** TO DO **
Provide the data again in its entirety, exactly as given.

Stored data
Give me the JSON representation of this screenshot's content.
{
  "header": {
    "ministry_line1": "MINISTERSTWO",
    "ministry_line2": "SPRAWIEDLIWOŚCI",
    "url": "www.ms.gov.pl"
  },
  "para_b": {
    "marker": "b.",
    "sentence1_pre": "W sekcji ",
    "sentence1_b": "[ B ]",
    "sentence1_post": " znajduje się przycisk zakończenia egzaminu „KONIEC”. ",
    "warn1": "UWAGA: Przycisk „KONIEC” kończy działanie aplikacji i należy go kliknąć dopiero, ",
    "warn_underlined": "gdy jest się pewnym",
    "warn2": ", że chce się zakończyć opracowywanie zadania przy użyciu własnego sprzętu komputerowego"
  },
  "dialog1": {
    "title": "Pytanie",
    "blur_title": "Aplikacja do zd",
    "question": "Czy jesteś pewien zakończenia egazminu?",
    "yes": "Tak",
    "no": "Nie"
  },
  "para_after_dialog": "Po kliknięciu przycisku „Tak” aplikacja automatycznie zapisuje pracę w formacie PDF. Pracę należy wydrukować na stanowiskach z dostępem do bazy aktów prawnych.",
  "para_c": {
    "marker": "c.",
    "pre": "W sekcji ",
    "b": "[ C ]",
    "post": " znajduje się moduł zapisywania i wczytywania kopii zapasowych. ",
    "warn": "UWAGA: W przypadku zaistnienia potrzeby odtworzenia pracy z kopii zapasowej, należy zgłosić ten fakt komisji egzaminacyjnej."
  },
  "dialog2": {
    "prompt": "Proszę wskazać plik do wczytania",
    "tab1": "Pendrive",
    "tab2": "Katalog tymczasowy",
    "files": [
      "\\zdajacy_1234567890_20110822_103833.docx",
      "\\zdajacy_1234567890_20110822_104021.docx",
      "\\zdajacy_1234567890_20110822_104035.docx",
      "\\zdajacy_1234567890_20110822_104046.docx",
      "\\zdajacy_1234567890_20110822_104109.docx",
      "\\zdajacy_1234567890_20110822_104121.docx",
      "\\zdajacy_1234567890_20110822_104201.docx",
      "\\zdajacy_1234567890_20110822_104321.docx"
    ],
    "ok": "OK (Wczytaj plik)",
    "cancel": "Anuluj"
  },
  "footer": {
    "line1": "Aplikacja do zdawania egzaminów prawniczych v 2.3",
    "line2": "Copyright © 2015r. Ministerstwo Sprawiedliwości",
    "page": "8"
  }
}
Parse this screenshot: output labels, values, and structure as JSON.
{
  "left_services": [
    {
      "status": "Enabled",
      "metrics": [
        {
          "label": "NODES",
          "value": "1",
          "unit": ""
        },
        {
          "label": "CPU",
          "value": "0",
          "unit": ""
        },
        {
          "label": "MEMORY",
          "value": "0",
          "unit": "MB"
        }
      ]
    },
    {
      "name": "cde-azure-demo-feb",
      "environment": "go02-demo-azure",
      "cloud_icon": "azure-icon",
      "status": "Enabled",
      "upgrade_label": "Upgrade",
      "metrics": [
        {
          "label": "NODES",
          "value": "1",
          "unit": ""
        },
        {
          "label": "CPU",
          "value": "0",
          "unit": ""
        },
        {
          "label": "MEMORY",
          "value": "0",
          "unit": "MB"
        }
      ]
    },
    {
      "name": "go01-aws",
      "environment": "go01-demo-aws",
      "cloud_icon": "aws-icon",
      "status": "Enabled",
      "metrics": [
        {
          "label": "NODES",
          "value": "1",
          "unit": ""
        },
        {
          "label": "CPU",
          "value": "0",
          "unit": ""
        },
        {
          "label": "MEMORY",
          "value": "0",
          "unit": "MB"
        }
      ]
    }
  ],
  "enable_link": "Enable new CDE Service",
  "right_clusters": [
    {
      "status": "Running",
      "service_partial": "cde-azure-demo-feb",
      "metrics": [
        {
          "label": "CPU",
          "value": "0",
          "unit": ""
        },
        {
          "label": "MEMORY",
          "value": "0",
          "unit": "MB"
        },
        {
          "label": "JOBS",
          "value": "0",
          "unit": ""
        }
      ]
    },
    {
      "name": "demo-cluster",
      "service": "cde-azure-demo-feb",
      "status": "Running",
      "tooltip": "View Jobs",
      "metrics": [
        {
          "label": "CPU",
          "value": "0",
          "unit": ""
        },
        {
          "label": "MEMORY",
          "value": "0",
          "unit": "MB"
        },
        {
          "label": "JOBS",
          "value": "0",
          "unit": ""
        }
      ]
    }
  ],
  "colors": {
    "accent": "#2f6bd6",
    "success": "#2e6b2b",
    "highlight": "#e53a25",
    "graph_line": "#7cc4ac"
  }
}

** SOLUTION TO THIS PROBLEM **
Give me the JSON representation of this screenshot's content.
{
  "header": {
    "ministry_line1": "MINISTERSTWO",
    "ministry_line2": "SPRAWIEDLIWOŚCI",
    "url": "www.ms.gov.pl"
  },
  "para_b": {
    "marker": "b.",
    "sentence1_pre": "W sekcji ",
    "sentence1_b": "[ B ]",
    "sentence1_post": " znajduje się przycisk zakończenia egzaminu „KONIEC”. ",
    "warn1": "UWAGA: Przycisk „KONIEC” kończy działanie aplikacji i należy go kliknąć dopiero, ",
    "warn_underlined": "gdy jest się pewnym",
    "warn2": ", że chce się zakończyć opracowywanie zadania przy użyciu własnego sprzętu komputerowego"
  },
  "dialog1": {
    "title": "Pytanie",
    "blur_title": "Aplikacja do zd",
    "question": "Czy jesteś pewien zakończenia egazminu?",
    "yes": "Tak",
    "no": "Nie"
  },
  "para_after_dialog": "Po kliknięciu przycisku „Tak” aplikacja automatycznie zapisuje pracę w formacie PDF. Pracę należy wydrukować na stanowiskach z dostępem do bazy aktów prawnych.",
  "para_c": {
    "marker": "c.",
    "pre": "W sekcji ",
    "b": "[ C ]",
    "post": " znajduje się moduł zapisywania i wczytywania kopii zapasowych. ",
    "warn": "UWAGA: W przypadku zaistnienia potrzeby odtworzenia pracy z kopii zapasowej, należy zgłosić ten fakt komisji egzaminacyjnej."
  },
  "dialog2": {
    "prompt": "Proszę wskazać plik do wczytania",
    "tab1": "Pendrive",
    "tab2": "Katalog tymczasowy",
    "files": [
      "\\zdajacy_1234567890_20110822_103833.docx",
      "\\zdajacy_1234567890_20110822_104021.docx",
      "\\zdajacy_1234567890_20110822_104035.docx",
      "\\zdajacy_1234567890_20110822_104046.docx",
      "\\zdajacy_1234567890_20110822_104109.docx",
      "\\zdajacy_1234567890_20110822_104121.docx",
      "\\zdajacy_1234567890_20110822_104201.docx",
      "\\zdajacy_1234567890_20110822_104321.docx"
    ],
    "ok": "OK (Wczytaj plik)",
    "cancel": "Anuluj"
  },
  "footer": {
    "line1": "Aplikacja do zdawania egzaminów prawniczych v 2.3",
    "line2": "Copyright © 2015r. Ministerstwo Sprawiedliwości",
    "page": "8"
  }
}
Parse this screenshot: output labels, values, and structure as JSON.
{
  "left_services": [
    {
      "status": "Enabled",
      "metrics": [
        {
          "label": "NODES",
          "value": "1",
          "unit": ""
        },
        {
          "label": "CPU",
          "value": "0",
          "unit": ""
        },
        {
          "label": "MEMORY",
          "value": "0",
          "unit": "MB"
        }
      ]
    },
    {
      "name": "cde-azure-demo-feb",
      "environment": "go02-demo-azure",
      "cloud_icon": "azure-icon",
      "status": "Enabled",
      "upgrade_label": "Upgrade",
      "metrics": [
        {
          "label": "NODES",
          "value": "1",
          "unit": ""
        },
        {
          "label": "CPU",
          "value": "0",
          "unit": ""
        },
        {
          "label": "MEMORY",
          "value": "0",
          "unit": "MB"
        }
      ]
    },
    {
      "name": "go01-aws",
      "environment": "go01-demo-aws",
      "cloud_icon": "aws-icon",
      "status": "Enabled",
      "metrics": [
        {
          "label": "NODES",
          "value": "1",
          "unit": ""
        },
        {
          "label": "CPU",
          "value": "0",
          "unit": ""
        },
        {
          "label": "MEMORY",
          "value": "0",
          "unit": "MB"
        }
      ]
    }
  ],
  "enable_link": "Enable new CDE Service",
  "right_clusters": [
    {
      "status": "Running",
      "service_partial": "cde-azure-demo-feb",
      "metrics": [
        {
          "label": "CPU",
          "value": "0",
          "unit": ""
        },
        {
          "label": "MEMORY",
          "value": "0",
          "unit": "MB"
        },
        {
          "label": "JOBS",
          "value": "0",
          "unit": ""
        }
      ]
    },
    {
      "name": "demo-cluster",
      "service": "cde-azure-demo-feb",
      "status": "Running",
      "tooltip": "View Jobs",
      "metrics": [
        {
          "label": "CPU",
          "value": "0",
          "unit": ""
        },
        {
          "label": "MEMORY",
          "value": "0",
          "unit": "MB"
        },
        {
          "label": "JOBS",
          "value": "0",
          "unit": ""
        }
      ]
    }
  ],
  "colors": {
    "accent": "#2f6bd6",
    "success": "#2e6b2b",
    "highlight": "#e53a25",
    "graph_line": "#7cc4ac"
  }
}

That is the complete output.